There are a few options if you do want to use something like an 80 on a guitar with a tuning peg that won’t fit it. The easiest thing to do is to have a tech use a very small drill or other means of widening your tuning peg just slightly. There’s a lot of meat on your tuning pegs and those holes can be expanded without it causing any sort of issues for the performance of the peg or anything like that. The other option, if you’re just using it one time, is to clip the string just a little bit past the length that you need and use a pair of needle nose pliers to unwrap the outer wrap and string the core wire right through the tuning peg. Won’t cause any issues for the performance of the string, it’s just a little bit of tedious work. In general, I would recommend having a tech fix it for you so you don’t have to worry about it in the future.
What have we learned today? Well, we learned that you can use up to a 74 gauge string on at least an Epiphone tuning peg without any trouble. My gut is that it’d be fairly similar on a lot of other mainstream tuning pegs and you can use actually a pretty heavy string without coming into any trouble there. We did also learn that you’re going to have to do some widening of the nut. This again depends guitar by guitar how it’s set up, but in a lot of cases, once you get over something like 52 or 54, you might have to just slightly widen that, but again, just a little bit of very fine grit sandpaper and you’re going to be off to the races.
Now if you don’t tune down or really, really low, you might be wondering why anybody would ever need a string that thick on a six string guitar, but if you’re tuning down to things like F sharp, you really, really need a heavy string. Something like a 74 would be a great option for you, so it’s good to know that you can use a 74 with just a little bit of work on the nut without a problem, even on a guitar just like this Epiphone Hollow Body that was definitely not set up for it.
I also have a lot of guys ask me when they’re using really, really heavy strings if it’s bad for the neck of the guitar. The thing that you have to understand is tension is a mixture of the gauge or mass of the string and what you’re tuning it up to. If you’re tuning way, way down and you’re using really heavy strings, it’s not necessarily going to have any more tension than a set of 10’s in standard, but if you’re tuning something like a 74 on the bottom to the E of a standard tuning, that’s going to be a lot of tension and that’s going to be bad for your neck. The important thing is to just always ensure that your matching where your tuning is and what your scale length is, with the gauge of strings that you’re using. We can be a really great resource for that. I encourage you to hit us up at [email protected].
If you have any questions, just let us know what tuning your using, what scale length your using and what gauges you’ve typically used in the past and we’ll help you find the gauge of strings that’s going to work really well for you.

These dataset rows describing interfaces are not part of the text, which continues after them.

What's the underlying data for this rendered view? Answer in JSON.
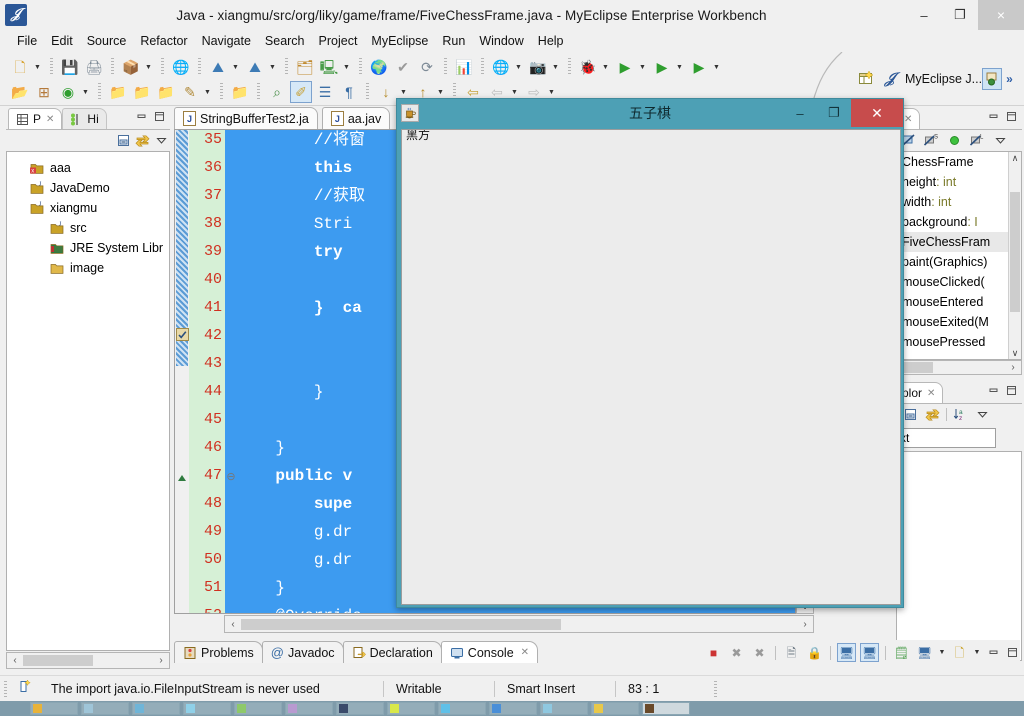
{
  "window": {
    "title": "Java - xiangmu/src/org/liky/game/frame/FiveChessFrame.java - MyEclipse Enterprise Workbench",
    "app_icon": "myeclipse-icon",
    "minimize": "–",
    "maximize": "❐",
    "close": "×"
  },
  "menubar": {
    "items": [
      {
        "label": "File"
      },
      {
        "label": "Edit"
      },
      {
        "label": "Source"
      },
      {
        "label": "Refactor"
      },
      {
        "label": "Navigate"
      },
      {
        "label": "Search"
      },
      {
        "label": "Project"
      },
      {
        "label": "MyEclipse"
      },
      {
        "label": "Run"
      },
      {
        "label": "Window"
      },
      {
        "label": "Help"
      }
    ]
  },
  "toolbar": {
    "row1": [
      {
        "name": "new-wizard-icon",
        "glyph": "🗋",
        "color": "#d7a12c",
        "arrow": true
      },
      {
        "name": "save-icon",
        "glyph": "💾",
        "color": "#9aa4ad",
        "arrow": false
      },
      {
        "name": "print-icon",
        "glyph": "🖨",
        "color": "#7d8a96",
        "arrow": false
      },
      {
        "name": "new-java-package-icon",
        "glyph": "📦",
        "color": "#b0782e",
        "arrow": true
      },
      {
        "name": "open-web-browser-icon",
        "glyph": "🌐",
        "color": "#3a7fc1",
        "arrow": false
      },
      {
        "name": "deploy-icon",
        "glyph": "⛰",
        "color": "#3d7bb5",
        "arrow": true
      },
      {
        "name": "undeploy-icon",
        "glyph": "⛰",
        "color": "#3d7bb5",
        "arrow": true
      },
      {
        "name": "export-icon",
        "glyph": "🗂",
        "color": "#c08a2e",
        "arrow": false
      },
      {
        "name": "run-server-icon",
        "glyph": "🖳",
        "color": "#4a9c4a",
        "arrow": true
      },
      {
        "name": "open-browser-icon",
        "glyph": "🌍",
        "color": "#3a7fc1",
        "arrow": false
      },
      {
        "name": "validate-icon",
        "glyph": "✔",
        "color": "#9a9a9a",
        "arrow": false
      },
      {
        "name": "refresh-icon",
        "glyph": "⟳",
        "color": "#7d8a96",
        "arrow": false
      },
      {
        "name": "report-icon",
        "glyph": "📊",
        "color": "#c9a227",
        "arrow": false
      },
      {
        "name": "web-resource-icon",
        "glyph": "🌐",
        "color": "#3a7fc1",
        "arrow": true
      },
      {
        "name": "snapshot-icon",
        "glyph": "📷",
        "color": "#6e7a85",
        "arrow": true
      },
      {
        "name": "debug-icon",
        "glyph": "🐞",
        "color": "#6b7f33",
        "arrow": true
      },
      {
        "name": "run-icon",
        "glyph": "▶",
        "color": "#2f9e2f",
        "arrow": true
      },
      {
        "name": "run-history-icon",
        "glyph": "▶",
        "color": "#2f9e2f",
        "arrow": true
      },
      {
        "name": "external-tools-icon",
        "glyph": "▶",
        "color": "#2f9e2f",
        "arrow": true
      }
    ],
    "row2": [
      {
        "name": "open-type-icon",
        "glyph": "📂",
        "color": "#c79a35",
        "arrow": false
      },
      {
        "name": "new-class-icon",
        "glyph": "⊞",
        "color": "#b4793a",
        "arrow": false
      },
      {
        "name": "myeclipse-config-icon",
        "glyph": "◉",
        "color": "#2f9e2f",
        "arrow": true
      },
      {
        "name": "open-package-red-icon",
        "glyph": "📁",
        "color": "#c79a35",
        "arrow": false
      },
      {
        "name": "open-package-purple-icon",
        "glyph": "📁",
        "color": "#c79a35",
        "arrow": false
      },
      {
        "name": "open-package-blue-icon",
        "glyph": "📁",
        "color": "#c79a35",
        "arrow": false
      },
      {
        "name": "edit-icon",
        "glyph": "✎",
        "color": "#b08a3a",
        "arrow": true
      },
      {
        "name": "open-resource-icon",
        "glyph": "📁",
        "color": "#c79a35",
        "arrow": false
      },
      {
        "name": "search-type-icon",
        "glyph": "⌕",
        "color": "#4a8f4a",
        "arrow": false
      },
      {
        "name": "toggle-markoccurrences-icon",
        "glyph": "✐",
        "color": "#c8a33a",
        "arrow": false,
        "selected": true
      },
      {
        "name": "show-whitespace-icon",
        "glyph": "☰",
        "color": "#3b6ea5",
        "arrow": false
      },
      {
        "name": "show-pilcrow-icon",
        "glyph": "¶",
        "color": "#3b6ea5",
        "arrow": false
      },
      {
        "name": "next-annotation-icon",
        "glyph": "↓",
        "color": "#b58b2a",
        "arrow": true
      },
      {
        "name": "previous-annotation-icon",
        "glyph": "↑",
        "color": "#b58b2a",
        "arrow": true
      },
      {
        "name": "last-edit-location-icon",
        "glyph": "⇦",
        "color": "#c7a33a",
        "arrow": false
      },
      {
        "name": "back-icon",
        "glyph": "⇦",
        "color": "#c0c0c0",
        "arrow": true
      },
      {
        "name": "forward-icon",
        "glyph": "⇨",
        "color": "#c0c0c0",
        "arrow": true
      }
    ],
    "perspective": {
      "open_perspective_icon": "open-perspective-icon",
      "myeclipse_icon": "myeclipse-java-icon",
      "label": "MyEclipse J...",
      "selected_icon": "java-perspective-icon",
      "chevron": "»"
    }
  },
  "package_explorer": {
    "tabs": [
      {
        "name": "tab-package-explorer",
        "label": "P",
        "icon": "package-explorer-icon",
        "active": true,
        "close": "✕"
      },
      {
        "name": "tab-hierarchy",
        "label": "Hi",
        "icon": "hierarchy-icon",
        "active": false
      }
    ],
    "toolbar": [
      {
        "name": "collapse-all-icon",
        "glyph": "⊟"
      },
      {
        "name": "link-with-editor-icon",
        "glyph": "⇆"
      },
      {
        "name": "view-menu-icon",
        "glyph": "▽"
      }
    ],
    "window_controls": [
      {
        "name": "minimize-view-icon",
        "glyph": "—"
      },
      {
        "name": "maximize-view-icon",
        "glyph": "❐"
      }
    ],
    "tree": [
      {
        "label": "aaa",
        "icon": "java-project-error-icon",
        "level": 1
      },
      {
        "label": "JavaDemo",
        "icon": "java-project-icon",
        "level": 1
      },
      {
        "label": "xiangmu",
        "icon": "java-project-icon",
        "level": 1
      },
      {
        "label": "src",
        "icon": "source-folder-icon",
        "level": 2
      },
      {
        "label": "JRE System Libr",
        "icon": "jre-library-icon",
        "level": 2
      },
      {
        "label": "image",
        "icon": "folder-icon",
        "level": 2
      }
    ],
    "hscroll": {
      "left_arrow": "‹",
      "right_arrow": "›"
    }
  },
  "editor": {
    "tabs": [
      {
        "name": "editor-tab-stringbuffertest2",
        "label": "StringBufferTest2.ja",
        "icon": "java-file-icon",
        "letter": "J"
      },
      {
        "name": "editor-tab-aa",
        "label": "aa.jav",
        "icon": "java-file-icon",
        "letter": "J"
      }
    ],
    "lines": [
      {
        "num": "35",
        "text": "        //将窗",
        "fold": "",
        "marker": false
      },
      {
        "num": "36",
        "text": "        this",
        "fold": "",
        "marker": false,
        "bold": true
      },
      {
        "num": "37",
        "text": "        //获取",
        "fold": "",
        "marker": false
      },
      {
        "num": "38",
        "text": "        Stri",
        "fold": "",
        "marker": false
      },
      {
        "num": "39",
        "text": "        try",
        "fold": "",
        "marker": false,
        "bold": true
      },
      {
        "num": "40",
        "text": "",
        "fold": "",
        "marker": false
      },
      {
        "num": "41",
        "text": "        }  ca",
        "fold": "",
        "marker": false,
        "bold": true
      },
      {
        "num": "42",
        "text": "",
        "fold": "",
        "marker": true
      },
      {
        "num": "43",
        "text": "",
        "fold": "",
        "marker": false
      },
      {
        "num": "44",
        "text": "        }",
        "fold": "",
        "marker": false
      },
      {
        "num": "45",
        "text": "",
        "fold": "",
        "marker": false
      },
      {
        "num": "46",
        "text": "    }",
        "fold": "",
        "marker": false
      },
      {
        "num": "47",
        "text": "    public v",
        "fold": "⊖",
        "marker": false,
        "bold": true
      },
      {
        "num": "48",
        "text": "        supe",
        "fold": "",
        "marker": false,
        "bold": true
      },
      {
        "num": "49",
        "text": "        g.dr",
        "fold": "",
        "marker": false
      },
      {
        "num": "50",
        "text": "        g.dr",
        "fold": "",
        "marker": false
      },
      {
        "num": "51",
        "text": "    }",
        "fold": "",
        "marker": false
      },
      {
        "num": "52",
        "text": "    @Override",
        "fold": "⊖",
        "marker": false
      }
    ],
    "hscroll": {
      "left_arrow": "‹",
      "right_arrow": "›"
    },
    "vscroll": {
      "up_arrow": "∧",
      "down_arrow": "∨"
    }
  },
  "outline": {
    "tab": {
      "name": "tab-outline",
      "label": "",
      "close": "✕"
    },
    "window_controls": [
      {
        "name": "minimize-view-icon",
        "glyph": "—"
      },
      {
        "name": "maximize-view-icon",
        "glyph": "❐"
      }
    ],
    "toolbar": [
      {
        "name": "hide-fields-icon",
        "glyph": "◨"
      },
      {
        "name": "hide-static-icon",
        "glyph": "S"
      },
      {
        "name": "hide-nonpublic-icon",
        "glyph": "●"
      },
      {
        "name": "hide-local-types-icon",
        "glyph": "L"
      },
      {
        "name": "view-menu-icon",
        "glyph": "▽"
      }
    ],
    "rows": [
      {
        "label": "ChessFrame",
        "icon": "class-icon",
        "selected": false
      },
      {
        "label": "height",
        "type": "int",
        "icon": "field-icon",
        "selected": false
      },
      {
        "label": "width",
        "type": "int",
        "icon": "field-icon",
        "selected": false
      },
      {
        "label": "background",
        "type": "I",
        "icon": "field-icon",
        "selected": false
      },
      {
        "label": "FiveChessFram",
        "type": "",
        "icon": "constructor-icon",
        "selected": true
      },
      {
        "label": "paint(Graphics)",
        "type": "",
        "icon": "method-icon",
        "selected": false
      },
      {
        "label": "mouseClicked(",
        "type": "",
        "icon": "method-icon",
        "selected": false
      },
      {
        "label": "mouseEntered",
        "type": "",
        "icon": "method-icon",
        "selected": false
      },
      {
        "label": "mouseExited(M",
        "type": "",
        "icon": "method-icon",
        "selected": false
      },
      {
        "label": "mousePressed",
        "type": "",
        "icon": "method-icon",
        "selected": false
      }
    ],
    "scroll": {
      "up_arrow": "∧",
      "down_arrow": "∨",
      "right_arrow": "›"
    }
  },
  "explorer_panel": {
    "tab_label": "plor",
    "tab_close": "✕",
    "window_controls": [
      {
        "name": "minimize-view-icon",
        "glyph": "—"
      },
      {
        "name": "maximize-view-icon",
        "glyph": "❐"
      }
    ],
    "toolbar": [
      {
        "name": "collapse-all-icon",
        "glyph": "⊟"
      },
      {
        "name": "link-with-editor-icon",
        "glyph": "⇆"
      },
      {
        "name": "sort-az-icon",
        "glyph": "↓"
      },
      {
        "name": "view-menu-icon",
        "glyph": "▽"
      }
    ],
    "search_value": "xt"
  },
  "bottom_view": {
    "tabs": [
      {
        "name": "tab-problems",
        "label": "Problems",
        "icon": "problems-icon",
        "active": false
      },
      {
        "name": "tab-javadoc",
        "label": "Javadoc",
        "icon": "javadoc-icon",
        "active": false
      },
      {
        "name": "tab-declaration",
        "label": "Declaration",
        "icon": "declaration-icon",
        "active": false
      },
      {
        "name": "tab-console",
        "label": "Console",
        "icon": "console-icon",
        "active": true,
        "close": "✕"
      }
    ],
    "toolbar": [
      {
        "name": "terminate-icon",
        "glyph": "■",
        "color": "#cc3333"
      },
      {
        "name": "remove-launch-icon",
        "glyph": "✖",
        "color": "#9a9a9a"
      },
      {
        "name": "remove-all-terminated-icon",
        "glyph": "✖",
        "color": "#9a9a9a"
      },
      {
        "name": "clear-console-icon",
        "glyph": "🗎",
        "color": "#6e7a85"
      },
      {
        "name": "scroll-lock-icon",
        "glyph": "🔒",
        "color": "#c9a227"
      },
      {
        "name": "pin-console-icon",
        "glyph": "🖥",
        "color": "#3b6ea5",
        "selected": true
      },
      {
        "name": "display-selected-console-icon",
        "glyph": "🖥",
        "color": "#3b6ea5",
        "selected": true
      },
      {
        "name": "open-console-icon",
        "glyph": "🗒",
        "color": "#4a9c4a"
      },
      {
        "name": "new-console-view-icon",
        "glyph": "🖥",
        "color": "#3b6ea5",
        "arrow": true
      },
      {
        "name": "console-options-icon",
        "glyph": "🗋",
        "color": "#c9a227",
        "arrow": true
      }
    ],
    "window_controls": [
      {
        "name": "minimize-view-icon",
        "glyph": "—"
      },
      {
        "name": "maximize-view-icon",
        "glyph": "❐"
      }
    ]
  },
  "statusbar": {
    "icon": "smart-insert-icon",
    "message": "The import java.io.FileInputStream is never used",
    "writable": "Writable",
    "insert_mode": "Smart Insert",
    "position": "83 : 1"
  },
  "child_window": {
    "title": "五子棋",
    "icon": "java-coffee-icon",
    "minimize": "–",
    "maximize": "❐",
    "close": "✕",
    "client_label": "黑方",
    "frame_color": "#4da0b5",
    "close_color": "#c74c4c",
    "client_color": "#ececec"
  },
  "taskbar": {
    "items": [
      {
        "name": "taskbar-item-1",
        "active": false
      },
      {
        "name": "taskbar-item-2",
        "active": false
      },
      {
        "name": "taskbar-item-3",
        "active": false
      },
      {
        "name": "taskbar-item-4",
        "active": false
      },
      {
        "name": "taskbar-item-5",
        "active": false
      },
      {
        "name": "taskbar-item-6",
        "active": false
      },
      {
        "name": "taskbar-item-7",
        "active": false
      },
      {
        "name": "taskbar-item-8",
        "active": false
      },
      {
        "name": "taskbar-item-9",
        "active": false
      },
      {
        "name": "taskbar-item-10",
        "active": false
      },
      {
        "name": "taskbar-item-11",
        "active": false
      },
      {
        "name": "taskbar-item-12",
        "active": false
      },
      {
        "name": "taskbar-item-13",
        "active": true
      }
    ]
  }
}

What do you think? Have you tried really, really heavy gauge strings on different guitars and found the point at which they no longer work? Let us know down in the comments, I would love to hear how it varies from guitar to guitar. We have tested a lot of different guitars here and in general, for us, up to about a 70, it’s not usually a problem. Some very old vintage style Fender tuners, those can get a little tricky after something like a 52 or 54, but it just depends on what tuner your using, and in almost all cases, no matter what, you can get a little bit of work done to your guitar and you’ll still be able to put as heavy of a string as you really want on there without too much trouble.